Step 6: Establish protection clauses.

You can select specific criteria for your existing staff, fleet and other elements. Some include grandfather clauses pertaining to existing employees and fleet. Whatever you include, make sure you update district policies and procedures to reflect the same. The school district will remain in control of all transportation policy and procedures.

Step 7: Set expectations and communicate often.

It is important to clearly define and communicate your district’s expectations. This helps ensure the school board, drivers, community members and private contractor are all on the same page and working toward common goals. 

Fear of the unknown can drive uncertainty. Inform the public of your decision to outsource and review the process steps with them. Similarly, drivers may be concerned about their jobs and not recognize fully the value of their experience and knowledge. Explain the extensive nature of the RFP process. And, help them to understand that reputable student transportation service providers will recognize the value and importance of retaining as many drivers as possible.

Download Sample PTO Letter
Download Sample News Release

Step 8: Qualify potential transportation providers and issue RFP.

Research potential providers and include them in the RFP process. You will qualify them through your research as well as through the proposal review process. Consider holding a pre-bid conference to openly present all specifications to potential bidders.

Step 9: Rank your responses.

Within your RFP, include a point matrix. This will allow your internal judges to individually assess a point value for each section, or goal. Then, the proposal with the highest total points is likely your best candidate to begin contract negotiations.

Step 10: Negotiate and award.
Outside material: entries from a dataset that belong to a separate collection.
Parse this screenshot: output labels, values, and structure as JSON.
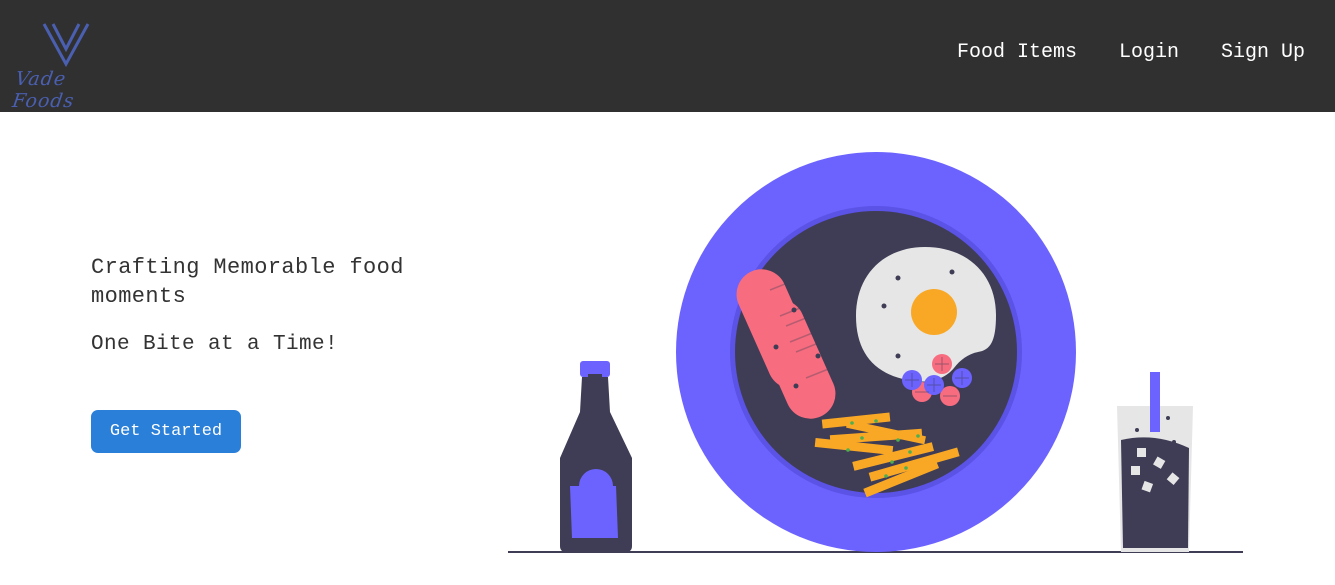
{
  "brand": {
    "logo_text": "Vade Foods",
    "logo_color": "#4a5fb0"
  },
  "nav": {
    "items": [
      {
        "label": "Food Items"
      },
      {
        "label": "Login"
      },
      {
        "label": "Sign Up"
      }
    ],
    "background": "#303030"
  },
  "hero": {
    "headline": "Crafting Memorable food moments",
    "subheadline": "One Bite at a Time!",
    "cta_label": "Get Started",
    "cta_color": "#2a7fd9"
  },
  "illustration": {
    "accent_color": "#6c63ff",
    "dark_color": "#3f3d56",
    "sausage_color": "#f86c7f",
    "fries_color": "#f9a826"
  }
}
Jointly develop a comprehensive contract that creates the foundation for a well-formed, high-quality partnership. Include performance, safety and service standards that allow you to meet your district’s goals and expectations.